Problem requirements:
Can you reproduce the data beneath, keeping every line exact?

Record set:

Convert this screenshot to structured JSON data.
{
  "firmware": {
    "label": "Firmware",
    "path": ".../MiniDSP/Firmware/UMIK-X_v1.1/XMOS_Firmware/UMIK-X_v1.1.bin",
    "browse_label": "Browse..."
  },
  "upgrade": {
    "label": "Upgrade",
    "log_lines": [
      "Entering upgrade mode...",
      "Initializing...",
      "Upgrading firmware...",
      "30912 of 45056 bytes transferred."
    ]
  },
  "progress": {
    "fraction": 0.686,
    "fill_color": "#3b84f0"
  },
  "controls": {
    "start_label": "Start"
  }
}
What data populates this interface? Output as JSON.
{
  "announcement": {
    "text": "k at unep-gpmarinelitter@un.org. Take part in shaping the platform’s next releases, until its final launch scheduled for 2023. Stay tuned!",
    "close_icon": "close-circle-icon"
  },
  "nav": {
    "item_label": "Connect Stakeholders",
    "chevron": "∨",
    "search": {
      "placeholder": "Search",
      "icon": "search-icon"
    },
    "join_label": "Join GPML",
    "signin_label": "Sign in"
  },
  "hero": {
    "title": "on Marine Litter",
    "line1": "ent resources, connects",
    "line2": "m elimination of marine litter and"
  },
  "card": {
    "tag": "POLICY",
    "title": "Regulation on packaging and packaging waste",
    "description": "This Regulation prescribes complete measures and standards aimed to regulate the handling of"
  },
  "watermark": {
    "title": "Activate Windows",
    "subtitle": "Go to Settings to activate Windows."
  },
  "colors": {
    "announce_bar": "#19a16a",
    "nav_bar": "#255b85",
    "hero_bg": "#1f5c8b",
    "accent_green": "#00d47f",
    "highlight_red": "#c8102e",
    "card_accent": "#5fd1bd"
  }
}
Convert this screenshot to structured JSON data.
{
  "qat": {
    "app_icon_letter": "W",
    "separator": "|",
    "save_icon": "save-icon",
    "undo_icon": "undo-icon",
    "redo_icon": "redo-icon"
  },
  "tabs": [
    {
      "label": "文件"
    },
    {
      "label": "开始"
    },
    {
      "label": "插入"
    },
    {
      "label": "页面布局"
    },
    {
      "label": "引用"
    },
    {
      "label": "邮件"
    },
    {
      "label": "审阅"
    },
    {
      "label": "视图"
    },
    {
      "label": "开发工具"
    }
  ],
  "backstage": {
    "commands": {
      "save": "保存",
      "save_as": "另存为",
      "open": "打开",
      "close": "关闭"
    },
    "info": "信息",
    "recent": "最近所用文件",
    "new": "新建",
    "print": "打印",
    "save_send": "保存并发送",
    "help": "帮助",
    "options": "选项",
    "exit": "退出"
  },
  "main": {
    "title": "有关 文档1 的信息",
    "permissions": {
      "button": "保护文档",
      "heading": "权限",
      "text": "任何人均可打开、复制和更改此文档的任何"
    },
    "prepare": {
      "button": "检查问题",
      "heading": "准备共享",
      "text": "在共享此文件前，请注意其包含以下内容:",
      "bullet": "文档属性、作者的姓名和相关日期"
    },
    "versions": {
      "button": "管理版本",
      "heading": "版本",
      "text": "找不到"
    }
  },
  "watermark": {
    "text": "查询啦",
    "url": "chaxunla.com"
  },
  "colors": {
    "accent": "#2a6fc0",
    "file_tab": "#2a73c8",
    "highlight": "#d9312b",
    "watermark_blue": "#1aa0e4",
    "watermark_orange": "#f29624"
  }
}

Output below:
Convert this screenshot to structured JSON data.
{
  "firmware": {
    "label": "Firmware",
    "path": ".../MiniDSP/Firmware/UMIK-X_v1.1/XMOS_Firmware/UMIK-X_v1.1.bin",
    "browse_label": "Browse..."
  },
  "upgrade": {
    "label": "Upgrade",
    "log_lines": [
      "Entering upgrade mode...",
      "Initializing...",
      "Upgrading firmware...",
      "30912 of 45056 bytes transferred."
    ]
  },
  "progress": {
    "fraction": 0.686,
    "fill_color": "#3b84f0"
  },
  "controls": {
    "start_label": "Start"
  }
}
What data populates this interface? Output as JSON.
{
  "announcement": {
    "text": "k at unep-gpmarinelitter@un.org. Take part in shaping the platform’s next releases, until its final launch scheduled for 2023. Stay tuned!",
    "close_icon": "close-circle-icon"
  },
  "nav": {
    "item_label": "Connect Stakeholders",
    "chevron": "∨",
    "search": {
      "placeholder": "Search",
      "icon": "search-icon"
    },
    "join_label": "Join GPML",
    "signin_label": "Sign in"
  },
  "hero": {
    "title": "on Marine Litter",
    "line1": "ent resources, connects",
    "line2": "m elimination of marine litter and"
  },
  "card": {
    "tag": "POLICY",
    "title": "Regulation on packaging and packaging waste",
    "description": "This Regulation prescribes complete measures and standards aimed to regulate the handling of"
  },
  "watermark": {
    "title": "Activate Windows",
    "subtitle": "Go to Settings to activate Windows."
  },
  "colors": {
    "announce_bar": "#19a16a",
    "nav_bar": "#255b85",
    "hero_bg": "#1f5c8b",
    "accent_green": "#00d47f",
    "highlight_red": "#c8102e",
    "card_accent": "#5fd1bd"
  }
}
Convert this screenshot to structured JSON data.
{
  "qat": {
    "app_icon_letter": "W",
    "separator": "|",
    "save_icon": "save-icon",
    "undo_icon": "undo-icon",
    "redo_icon": "redo-icon"
  },
  "tabs": [
    {
      "label": "文件"
    },
    {
      "label": "开始"
    },
    {
      "label": "插入"
    },
    {
      "label": "页面布局"
    },
    {
      "label": "引用"
    },
    {
      "label": "邮件"
    },
    {
      "label": "审阅"
    },
    {
      "label": "视图"
    },
    {
      "label": "开发工具"
    }
  ],
  "backstage": {
    "commands": {
      "save": "保存",
      "save_as": "另存为",
      "open": "打开",
      "close": "关闭"
    },
    "info": "信息",
    "recent": "最近所用文件",
    "new": "新建",
    "print": "打印",
    "save_send": "保存并发送",
    "help": "帮助",
    "options": "选项",
    "exit": "退出"
  },
  "main": {
    "title": "有关 文档1 的信息",
    "permissions": {
      "button": "保护文档",
      "heading": "权限",
      "text": "任何人均可打开、复制和更改此文档的任何"
    },
    "prepare": {
      "button": "检查问题",
      "heading": "准备共享",
      "text": "在共享此文件前，请注意其包含以下内容:",
      "bullet": "文档属性、作者的姓名和相关日期"
    },
    "versions": {
      "button": "管理版本",
      "heading": "版本",
      "text": "找不到"
    }
  },
  "watermark": {
    "text": "查询啦",
    "url": "chaxunla.com"
  },
  "colors": {
    "accent": "#2a6fc0",
    "file_tab": "#2a73c8",
    "highlight": "#d9312b",
    "watermark_blue": "#1aa0e4",
    "watermark_orange": "#f29624"
  }
}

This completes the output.